- Are there also other deployments by other teams? Can we work to efficiently deploy without conflicting with each other?
Anti-pattern #4: Lack of meaningful debug logs or alerts
When developing a Salesforce solution, you’re serving the needs of business users, admins and the IT operations team. They’re running and managing your org, and it’s critical they know how the org is functioning and when to respond if errors occur. They need visibility into any complex logic you introduce into the org. The best way to provide that is through debug logging and ensuring that error alerts reach them.
Ask yourself these questions to give your admins and IT operations staff visibility into your code’s operations:
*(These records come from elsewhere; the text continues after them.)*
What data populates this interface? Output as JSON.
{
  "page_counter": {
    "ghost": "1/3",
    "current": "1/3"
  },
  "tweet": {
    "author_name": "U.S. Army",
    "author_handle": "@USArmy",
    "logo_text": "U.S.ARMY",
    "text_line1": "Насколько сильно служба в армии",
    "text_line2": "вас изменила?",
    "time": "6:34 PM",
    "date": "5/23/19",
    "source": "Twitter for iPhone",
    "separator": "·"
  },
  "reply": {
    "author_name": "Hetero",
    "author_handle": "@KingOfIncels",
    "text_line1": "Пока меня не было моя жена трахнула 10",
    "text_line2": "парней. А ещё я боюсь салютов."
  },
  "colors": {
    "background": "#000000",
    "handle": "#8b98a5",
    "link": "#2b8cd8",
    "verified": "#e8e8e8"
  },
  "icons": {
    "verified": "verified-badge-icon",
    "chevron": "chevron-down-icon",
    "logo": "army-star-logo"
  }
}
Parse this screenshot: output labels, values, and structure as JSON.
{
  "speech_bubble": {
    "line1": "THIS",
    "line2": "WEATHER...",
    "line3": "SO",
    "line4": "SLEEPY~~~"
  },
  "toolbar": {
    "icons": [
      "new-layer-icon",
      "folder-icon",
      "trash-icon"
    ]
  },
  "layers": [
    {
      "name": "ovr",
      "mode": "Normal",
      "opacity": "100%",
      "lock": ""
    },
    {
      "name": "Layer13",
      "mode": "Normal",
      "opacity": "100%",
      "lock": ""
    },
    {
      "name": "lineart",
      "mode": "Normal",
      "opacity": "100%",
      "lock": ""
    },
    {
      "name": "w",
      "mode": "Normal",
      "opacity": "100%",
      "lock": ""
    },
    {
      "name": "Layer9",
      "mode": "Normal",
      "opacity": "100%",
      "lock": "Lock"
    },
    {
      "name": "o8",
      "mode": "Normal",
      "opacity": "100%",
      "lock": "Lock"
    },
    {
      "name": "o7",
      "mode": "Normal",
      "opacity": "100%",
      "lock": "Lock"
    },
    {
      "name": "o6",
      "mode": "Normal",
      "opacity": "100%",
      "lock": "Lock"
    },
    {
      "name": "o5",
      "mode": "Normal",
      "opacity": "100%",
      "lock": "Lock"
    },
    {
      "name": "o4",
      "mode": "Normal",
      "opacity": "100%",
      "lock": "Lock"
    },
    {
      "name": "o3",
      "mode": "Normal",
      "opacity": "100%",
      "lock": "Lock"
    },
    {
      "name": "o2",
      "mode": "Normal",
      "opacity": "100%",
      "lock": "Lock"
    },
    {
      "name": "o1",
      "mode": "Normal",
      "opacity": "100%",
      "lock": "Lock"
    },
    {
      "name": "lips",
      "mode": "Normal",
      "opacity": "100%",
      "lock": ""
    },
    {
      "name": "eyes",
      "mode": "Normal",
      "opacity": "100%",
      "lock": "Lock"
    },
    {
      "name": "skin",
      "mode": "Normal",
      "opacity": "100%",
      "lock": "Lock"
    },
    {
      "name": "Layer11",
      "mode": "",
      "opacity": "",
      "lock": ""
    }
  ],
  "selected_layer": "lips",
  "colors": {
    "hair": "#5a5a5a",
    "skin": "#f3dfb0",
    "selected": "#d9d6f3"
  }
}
- How can they know if my code is functioning as expected, and how much is my code being used by users?
- What kind of errors can occur in my code? How can I alert those errors to admins and the IT operations team effectively?
- If they want to triage and diagnose potential issues, how can they see how my code is being executed without overwhelming them with every line of code?
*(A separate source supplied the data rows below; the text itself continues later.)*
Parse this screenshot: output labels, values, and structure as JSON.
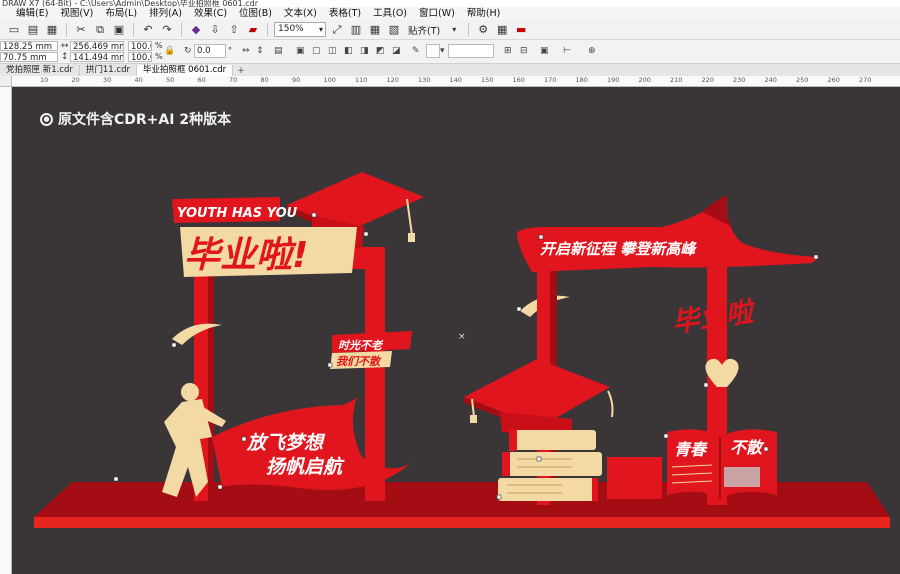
{
  "window": {
    "title": "DRAW X7 (64-Bit) - C:\\Users\\Admin\\Desktop\\毕业拍照框 0601.cdr"
  },
  "menu": [
    "编辑(E)",
    "视图(V)",
    "布局(L)",
    "排列(A)",
    "效果(C)",
    "位图(B)",
    "文本(X)",
    "表格(T)",
    "工具(O)",
    "窗口(W)",
    "帮助(H)"
  ],
  "toolbar": {
    "zoom": "150%",
    "snap_label": "贴齐(T)"
  },
  "properties": {
    "x": "128.25 mm",
    "y": "70.75 mm",
    "width": "256.469 mm",
    "height": "141.494 mm",
    "scale_x": "100.0",
    "scale_y": "100.0",
    "percent": "%",
    "angle": "0.0",
    "degree": "°"
  },
  "tabs": [
    "党拍照匣 新1.cdr",
    "拱门11.cdr",
    "毕业拍照框 0601.cdr"
  ],
  "ruler_ticks": [
    "10",
    "20",
    "30",
    "40",
    "50",
    "60",
    "70",
    "80",
    "90",
    "100",
    "110",
    "120",
    "130",
    "140",
    "150",
    "160",
    "170",
    "180",
    "190",
    "200",
    "210",
    "220",
    "230",
    "240",
    "250",
    "260",
    "270"
  ],
  "canvas": {
    "caption": "原文件含CDR+AI 2种版本",
    "left_frame": {
      "youth_label": "YOUTH HAS YOU",
      "headline": "毕业啦!",
      "time_line1": "时光不老",
      "time_line2": "我们不散",
      "banner_line1": "放飞梦想",
      "banner_line2": "扬帆启航"
    },
    "right_frame": {
      "arch_slogan": "开启新征程 攀登新高峰",
      "headline": "毕业啦",
      "book_left": "青春",
      "book_right": "不散"
    }
  },
  "colors": {
    "red": "#e0151d",
    "dark_red": "#a50d14",
    "cream": "#f3d9a4",
    "canvas_bg": "#3a3637"
  }
}
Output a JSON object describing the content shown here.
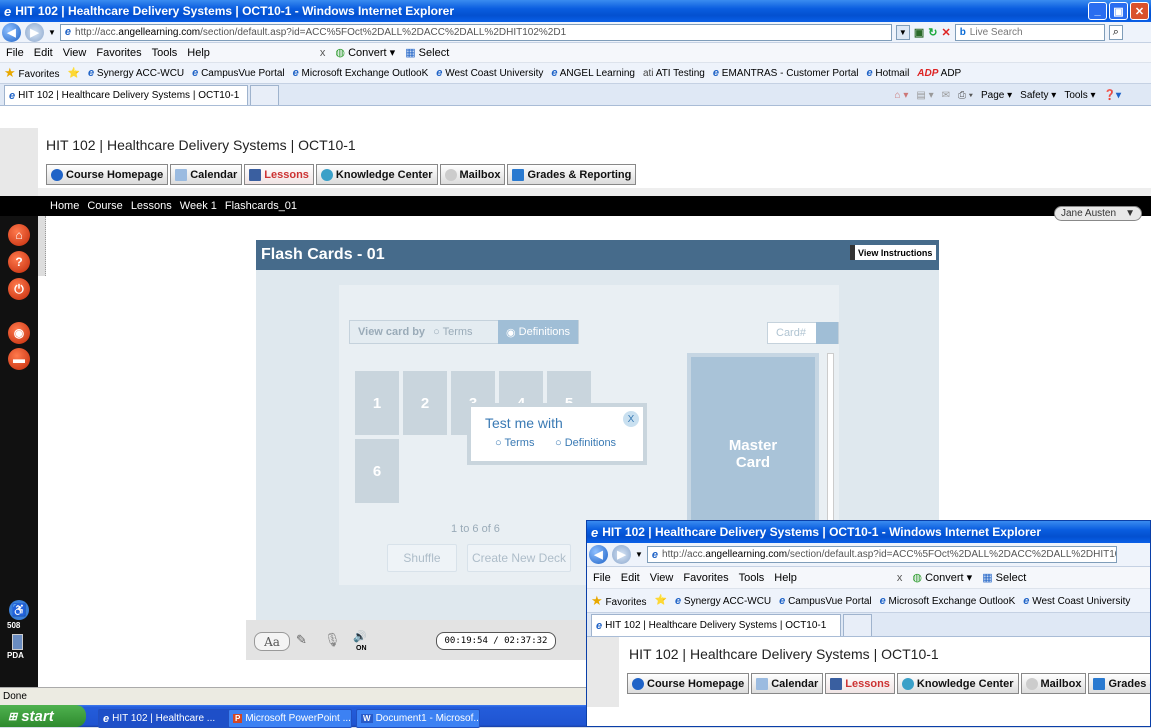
{
  "window": {
    "title": "HIT 102 | Healthcare Delivery Systems | OCT10-1 - Windows Internet Explorer"
  },
  "address": {
    "url_prefix": "http://acc.",
    "url_domain": "angellearning.com",
    "url_path": "/section/default.asp?id=ACC%5FOct%2DALL%2DACC%2DALL%2DHIT102%2D1",
    "search_placeholder": "Live Search"
  },
  "menu": [
    "File",
    "Edit",
    "View",
    "Favorites",
    "Tools",
    "Help"
  ],
  "convert": {
    "close": "x",
    "convert": "Convert",
    "select": "Select"
  },
  "favorites": {
    "label": "Favorites",
    "links": [
      "Synergy ACC-WCU",
      "CampusVue Portal",
      "Microsoft Exchange OutlooK",
      "West Coast University",
      "ANGEL Learning",
      "ATI Testing",
      "EMANTRAS - Customer Portal",
      "Hotmail",
      "ADP"
    ]
  },
  "tabs": {
    "current": "HIT 102 | Healthcare Delivery Systems | OCT10-1"
  },
  "commandbar": [
    "Page",
    "Safety",
    "Tools"
  ],
  "course": {
    "title": "HIT 102 | Healthcare Delivery Systems | OCT10-1",
    "nav": [
      "Course Homepage",
      "Calendar",
      "Lessons",
      "Knowledge Center",
      "Mailbox",
      "Grades & Reporting"
    ],
    "breadcrumb": [
      "Home",
      "Course",
      "Lessons",
      "Week 1",
      "Flashcards_01"
    ],
    "user": "Jane Austen"
  },
  "flashcards": {
    "title": "Flash Cards - 01",
    "view_instructions": "View Instructions",
    "view_card_by": "View card by",
    "terms": "Terms",
    "definitions": "Definitions",
    "card_num": "Card#",
    "cards": [
      "1",
      "2",
      "3",
      "4",
      "5",
      "6"
    ],
    "test_me_with": "Test me with",
    "close": "X",
    "master_card_1": "Master",
    "master_card_2": "Card",
    "count": "1 to 6 of 6",
    "shuffle": "Shuffle",
    "create_new_deck": "Create New Deck",
    "timer": "00:19:54 / 02:37:32",
    "font_btn": "Aa",
    "audio_on": "ON"
  },
  "leftbar": {
    "accessibility": "508",
    "pda": "PDA"
  },
  "status": {
    "text": "Done"
  },
  "taskbar": {
    "start": "start",
    "items": [
      "HIT 102 | Healthcare ...",
      "Microsoft PowerPoint ...",
      "Document1 - Microsof..."
    ]
  },
  "colors": {
    "xp_blue": "#0a5ddf",
    "flash_header": "#466b8b",
    "active_tab": "#cc3333"
  }
}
Anti-pattern #5: “Fix it first” mentality during emergencies
Developers are often paged when an org encounters an issue that stops users from conducting key business functions. They typically focus on “fixing the problem” to bring service back to users. However, during an emergency availability incident, this can be detrimental.
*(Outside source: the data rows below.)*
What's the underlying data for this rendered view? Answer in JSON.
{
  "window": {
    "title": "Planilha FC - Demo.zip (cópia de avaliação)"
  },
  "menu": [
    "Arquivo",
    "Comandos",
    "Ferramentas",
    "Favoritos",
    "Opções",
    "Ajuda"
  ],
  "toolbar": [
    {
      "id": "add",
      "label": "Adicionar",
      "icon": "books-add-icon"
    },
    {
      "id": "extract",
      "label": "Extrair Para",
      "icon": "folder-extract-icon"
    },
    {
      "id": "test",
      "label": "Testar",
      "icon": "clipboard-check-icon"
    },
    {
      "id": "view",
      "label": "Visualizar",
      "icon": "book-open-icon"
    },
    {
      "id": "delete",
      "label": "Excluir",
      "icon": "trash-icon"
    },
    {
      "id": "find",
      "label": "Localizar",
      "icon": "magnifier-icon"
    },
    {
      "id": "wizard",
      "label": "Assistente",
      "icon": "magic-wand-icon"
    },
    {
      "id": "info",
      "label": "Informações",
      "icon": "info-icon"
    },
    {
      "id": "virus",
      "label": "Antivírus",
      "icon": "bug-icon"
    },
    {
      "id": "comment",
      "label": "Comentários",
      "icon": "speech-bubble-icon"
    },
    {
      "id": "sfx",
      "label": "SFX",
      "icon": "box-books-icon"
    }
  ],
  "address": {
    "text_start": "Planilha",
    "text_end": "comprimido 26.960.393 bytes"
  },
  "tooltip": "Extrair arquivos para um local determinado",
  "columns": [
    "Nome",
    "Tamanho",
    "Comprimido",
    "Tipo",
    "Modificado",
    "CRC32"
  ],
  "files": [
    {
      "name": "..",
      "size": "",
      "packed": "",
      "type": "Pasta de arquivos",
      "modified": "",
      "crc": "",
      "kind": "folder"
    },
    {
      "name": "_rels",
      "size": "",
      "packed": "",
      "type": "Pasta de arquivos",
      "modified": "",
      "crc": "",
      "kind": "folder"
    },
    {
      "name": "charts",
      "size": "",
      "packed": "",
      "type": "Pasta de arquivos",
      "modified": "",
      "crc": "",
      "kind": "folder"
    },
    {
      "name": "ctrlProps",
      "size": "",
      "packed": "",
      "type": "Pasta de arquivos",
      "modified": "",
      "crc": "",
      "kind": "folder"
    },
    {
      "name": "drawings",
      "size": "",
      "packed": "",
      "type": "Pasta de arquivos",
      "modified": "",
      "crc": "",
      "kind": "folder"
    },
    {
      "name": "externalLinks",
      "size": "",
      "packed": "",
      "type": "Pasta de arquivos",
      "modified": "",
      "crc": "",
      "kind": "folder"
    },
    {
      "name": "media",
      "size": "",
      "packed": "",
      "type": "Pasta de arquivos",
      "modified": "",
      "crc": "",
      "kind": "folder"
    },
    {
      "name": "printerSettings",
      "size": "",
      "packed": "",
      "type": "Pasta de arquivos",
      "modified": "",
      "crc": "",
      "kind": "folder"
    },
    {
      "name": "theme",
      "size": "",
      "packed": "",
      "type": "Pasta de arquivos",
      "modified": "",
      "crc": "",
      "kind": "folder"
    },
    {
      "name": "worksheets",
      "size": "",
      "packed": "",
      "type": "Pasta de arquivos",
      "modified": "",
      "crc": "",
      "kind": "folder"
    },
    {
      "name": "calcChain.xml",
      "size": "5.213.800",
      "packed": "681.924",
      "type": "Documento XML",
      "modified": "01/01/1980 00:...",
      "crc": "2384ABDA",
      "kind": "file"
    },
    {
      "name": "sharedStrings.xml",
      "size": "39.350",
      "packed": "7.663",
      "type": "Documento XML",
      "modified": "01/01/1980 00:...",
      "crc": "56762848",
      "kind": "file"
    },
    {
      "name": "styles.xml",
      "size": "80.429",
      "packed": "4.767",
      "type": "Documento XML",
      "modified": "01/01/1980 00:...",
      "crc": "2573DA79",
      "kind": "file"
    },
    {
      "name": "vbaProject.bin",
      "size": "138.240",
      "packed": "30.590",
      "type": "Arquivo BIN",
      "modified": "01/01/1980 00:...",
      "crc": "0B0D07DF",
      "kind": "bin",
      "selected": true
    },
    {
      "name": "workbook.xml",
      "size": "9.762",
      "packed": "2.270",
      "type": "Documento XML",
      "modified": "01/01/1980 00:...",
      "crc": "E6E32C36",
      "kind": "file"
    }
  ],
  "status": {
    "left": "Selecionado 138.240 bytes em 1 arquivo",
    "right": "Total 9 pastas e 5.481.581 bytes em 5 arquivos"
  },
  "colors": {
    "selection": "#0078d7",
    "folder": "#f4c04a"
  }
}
During an incident, the priority order of operations should be to minimize business impact, recover system operations, then find and fix the root cause.
When asked to look at an issue during an incident, ask yourself:
- How are users being impacted by the incident right now? How can I quickly minimize their impact?
- Is the incident caused by a recent change? If yes, can I reverse the change?
- How do I enable admins and the IT operations team to triage the incident? Can they gather valuable details about the incident, so I can jump straight into the issue and bring operations online?
Don’t forget to conduct a post-mortem after an incident to investigate the root cause and fix the issue. This should happen after an incident is remediated.
More tips on improving availability in your org
That’s a crash course on how you as a developer and your code can improve the availability of your org. We don’t expect you to be an expert right away, but you can begin improving availability today by:
- Being curious about your org and its design. If you see an existing inefficiency, add it to the backlog to investigate.
- Asking questions. If you’re given requirements to code but it would involve solutions that could create scalability issues in the future, be proactive in calling out potential availability risks during design review so you can ensure they’re covered as you write your code.
- Stay up-to-date on best practices using Salesforce Help and the Salesforce Developers website. If you can’t find an answer, check out the Trailblazer Community.
- Keep learning. Use Trailhead to stay up-to-date and familiarize yourself with the latest and greatest coming out of Salesforce.
We have several resources to help you along the way. Check out Salesforce Availability, a new website launched to help you improve the availability of your implementation. Additionally, the new Availability Help and Training covers availability best practices in more detail. We’re also working closely with Well-Architected to ensure these concepts are well-embedded into a single framework for all Salesforce professionals to follow. Be on the lookout as we roll out more tools and resources to help improve availability in the near future.
About the author
Jsun Pe is a Director of Product Management in Availability & Infrastructure Engineering Services at Salesforce, focusing on enabling Salesforce customers in building highly available and resilient Salesforce solutions. Since starting in the Salesforce ecosystem in 2009, he witnessed the growth of the Salesforce Platform while earning his Salesforce Certified Technical Architect credential. Jsun helped to build technical practices for top consulting partners in Australia and New Zealand, then joined Salesforce in 2016. During this time, he discovered his interest in advanced architecture considerations in platform performance and availability, ultimately leading to his current role.